=== INFORMATION SUPPLIED ===

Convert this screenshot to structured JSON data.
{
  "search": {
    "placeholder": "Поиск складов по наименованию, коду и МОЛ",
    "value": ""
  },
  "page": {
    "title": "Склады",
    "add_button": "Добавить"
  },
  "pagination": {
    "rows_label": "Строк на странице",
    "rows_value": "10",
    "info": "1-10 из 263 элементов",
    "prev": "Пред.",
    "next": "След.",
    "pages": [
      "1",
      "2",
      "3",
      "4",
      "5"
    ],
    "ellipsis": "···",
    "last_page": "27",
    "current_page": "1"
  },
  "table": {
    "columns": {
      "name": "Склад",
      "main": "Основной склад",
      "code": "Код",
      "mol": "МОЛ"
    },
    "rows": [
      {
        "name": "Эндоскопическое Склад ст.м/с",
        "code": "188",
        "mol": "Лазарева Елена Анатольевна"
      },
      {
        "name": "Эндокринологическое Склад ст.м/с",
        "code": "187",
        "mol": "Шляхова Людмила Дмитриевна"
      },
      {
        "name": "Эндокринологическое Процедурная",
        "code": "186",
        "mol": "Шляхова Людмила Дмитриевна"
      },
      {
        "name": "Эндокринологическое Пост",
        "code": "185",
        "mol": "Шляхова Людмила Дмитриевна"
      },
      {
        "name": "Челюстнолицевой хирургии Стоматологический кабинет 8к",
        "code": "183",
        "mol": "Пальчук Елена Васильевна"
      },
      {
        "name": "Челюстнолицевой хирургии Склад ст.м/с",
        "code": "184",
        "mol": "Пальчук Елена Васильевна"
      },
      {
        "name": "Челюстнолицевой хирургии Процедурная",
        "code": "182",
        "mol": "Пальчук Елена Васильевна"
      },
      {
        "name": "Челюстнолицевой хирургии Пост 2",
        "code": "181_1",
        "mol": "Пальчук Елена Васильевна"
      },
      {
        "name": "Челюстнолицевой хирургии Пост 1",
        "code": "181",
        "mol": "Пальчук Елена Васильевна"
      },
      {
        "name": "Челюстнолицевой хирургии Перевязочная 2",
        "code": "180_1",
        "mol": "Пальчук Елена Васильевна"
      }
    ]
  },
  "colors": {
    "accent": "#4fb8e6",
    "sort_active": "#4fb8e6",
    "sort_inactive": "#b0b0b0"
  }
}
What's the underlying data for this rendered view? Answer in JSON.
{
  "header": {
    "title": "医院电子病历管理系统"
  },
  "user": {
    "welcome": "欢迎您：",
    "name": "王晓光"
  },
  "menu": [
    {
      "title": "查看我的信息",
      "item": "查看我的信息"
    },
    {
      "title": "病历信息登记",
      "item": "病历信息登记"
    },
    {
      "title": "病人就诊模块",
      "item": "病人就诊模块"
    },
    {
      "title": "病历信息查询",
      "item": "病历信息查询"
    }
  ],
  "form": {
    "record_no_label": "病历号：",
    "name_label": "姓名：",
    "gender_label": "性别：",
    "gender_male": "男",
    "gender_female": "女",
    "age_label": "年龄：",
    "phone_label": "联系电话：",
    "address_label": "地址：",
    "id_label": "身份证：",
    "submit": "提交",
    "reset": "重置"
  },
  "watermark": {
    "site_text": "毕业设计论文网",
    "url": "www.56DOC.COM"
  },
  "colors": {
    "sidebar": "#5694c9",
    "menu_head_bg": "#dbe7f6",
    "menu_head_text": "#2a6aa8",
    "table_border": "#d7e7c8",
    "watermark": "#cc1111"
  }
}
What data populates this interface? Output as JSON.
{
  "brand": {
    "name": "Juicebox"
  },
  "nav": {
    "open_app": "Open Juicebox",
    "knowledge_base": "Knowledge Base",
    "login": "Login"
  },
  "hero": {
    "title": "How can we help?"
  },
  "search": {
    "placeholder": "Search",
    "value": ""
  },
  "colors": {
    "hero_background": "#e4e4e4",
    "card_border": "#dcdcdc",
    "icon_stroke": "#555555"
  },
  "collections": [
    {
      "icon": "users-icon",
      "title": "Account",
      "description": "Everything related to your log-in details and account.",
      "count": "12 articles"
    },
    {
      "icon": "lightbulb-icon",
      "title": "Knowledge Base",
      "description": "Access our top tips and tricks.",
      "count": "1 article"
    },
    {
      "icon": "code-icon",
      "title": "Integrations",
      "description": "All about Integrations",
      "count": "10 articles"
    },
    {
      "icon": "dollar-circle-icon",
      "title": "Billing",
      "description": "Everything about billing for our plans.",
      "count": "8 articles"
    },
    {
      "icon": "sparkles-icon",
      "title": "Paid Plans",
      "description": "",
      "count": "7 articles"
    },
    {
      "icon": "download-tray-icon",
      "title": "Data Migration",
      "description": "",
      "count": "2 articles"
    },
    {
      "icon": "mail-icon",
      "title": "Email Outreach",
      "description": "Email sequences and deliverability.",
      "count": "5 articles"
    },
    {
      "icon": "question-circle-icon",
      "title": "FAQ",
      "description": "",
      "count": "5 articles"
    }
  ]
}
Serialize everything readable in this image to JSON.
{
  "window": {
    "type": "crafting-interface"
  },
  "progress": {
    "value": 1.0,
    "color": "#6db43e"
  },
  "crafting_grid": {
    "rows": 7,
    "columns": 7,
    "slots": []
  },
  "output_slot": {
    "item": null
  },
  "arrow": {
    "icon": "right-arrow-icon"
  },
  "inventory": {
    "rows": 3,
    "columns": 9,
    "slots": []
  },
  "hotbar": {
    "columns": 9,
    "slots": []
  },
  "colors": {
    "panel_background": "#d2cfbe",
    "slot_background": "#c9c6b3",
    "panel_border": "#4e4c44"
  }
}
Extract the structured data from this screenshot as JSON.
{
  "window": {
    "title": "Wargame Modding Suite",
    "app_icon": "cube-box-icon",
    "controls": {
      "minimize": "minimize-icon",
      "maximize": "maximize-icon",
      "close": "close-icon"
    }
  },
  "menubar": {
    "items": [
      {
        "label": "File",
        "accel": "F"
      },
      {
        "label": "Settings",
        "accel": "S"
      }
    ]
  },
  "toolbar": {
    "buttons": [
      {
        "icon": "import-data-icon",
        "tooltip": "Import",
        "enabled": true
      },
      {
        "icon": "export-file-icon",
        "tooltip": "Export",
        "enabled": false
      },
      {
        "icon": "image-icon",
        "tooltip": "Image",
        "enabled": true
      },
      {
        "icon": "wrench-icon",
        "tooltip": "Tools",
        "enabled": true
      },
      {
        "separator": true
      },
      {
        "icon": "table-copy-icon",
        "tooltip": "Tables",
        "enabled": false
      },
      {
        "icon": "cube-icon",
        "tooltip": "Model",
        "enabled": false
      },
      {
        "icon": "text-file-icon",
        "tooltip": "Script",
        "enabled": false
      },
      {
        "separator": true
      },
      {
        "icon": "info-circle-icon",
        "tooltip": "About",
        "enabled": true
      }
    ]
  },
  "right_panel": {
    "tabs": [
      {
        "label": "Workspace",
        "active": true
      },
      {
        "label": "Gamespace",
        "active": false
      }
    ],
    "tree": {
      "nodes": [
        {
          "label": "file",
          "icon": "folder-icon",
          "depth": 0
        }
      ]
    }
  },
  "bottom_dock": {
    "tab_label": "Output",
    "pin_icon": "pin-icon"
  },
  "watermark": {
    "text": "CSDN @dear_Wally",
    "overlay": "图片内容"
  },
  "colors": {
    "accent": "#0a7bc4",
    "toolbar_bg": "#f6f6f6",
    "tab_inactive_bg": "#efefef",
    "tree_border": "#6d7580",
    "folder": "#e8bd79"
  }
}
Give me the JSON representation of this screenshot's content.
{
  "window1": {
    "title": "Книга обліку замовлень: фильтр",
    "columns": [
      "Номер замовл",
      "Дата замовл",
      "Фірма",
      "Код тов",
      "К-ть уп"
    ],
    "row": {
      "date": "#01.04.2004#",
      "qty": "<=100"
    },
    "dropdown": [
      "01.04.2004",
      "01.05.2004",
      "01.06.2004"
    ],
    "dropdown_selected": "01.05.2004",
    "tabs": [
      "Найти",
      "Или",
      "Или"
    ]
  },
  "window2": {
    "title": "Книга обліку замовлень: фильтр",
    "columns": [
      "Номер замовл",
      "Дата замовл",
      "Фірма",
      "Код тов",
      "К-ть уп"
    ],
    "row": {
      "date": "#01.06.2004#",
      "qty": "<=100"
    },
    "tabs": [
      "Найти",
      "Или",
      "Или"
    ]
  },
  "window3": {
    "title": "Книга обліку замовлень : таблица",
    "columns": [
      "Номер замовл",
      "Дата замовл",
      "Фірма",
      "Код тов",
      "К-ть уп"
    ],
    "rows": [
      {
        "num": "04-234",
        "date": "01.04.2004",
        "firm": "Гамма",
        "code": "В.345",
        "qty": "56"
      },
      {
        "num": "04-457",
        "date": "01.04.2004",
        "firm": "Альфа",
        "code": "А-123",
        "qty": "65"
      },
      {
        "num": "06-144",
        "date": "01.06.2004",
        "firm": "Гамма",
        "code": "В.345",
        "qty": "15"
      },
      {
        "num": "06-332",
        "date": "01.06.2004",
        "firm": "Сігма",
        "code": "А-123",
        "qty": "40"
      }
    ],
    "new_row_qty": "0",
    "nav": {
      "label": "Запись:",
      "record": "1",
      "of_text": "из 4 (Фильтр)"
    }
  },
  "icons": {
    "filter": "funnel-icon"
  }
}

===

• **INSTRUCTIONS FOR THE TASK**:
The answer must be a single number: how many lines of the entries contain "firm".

• **ANSWER FOR THE TASK**:
4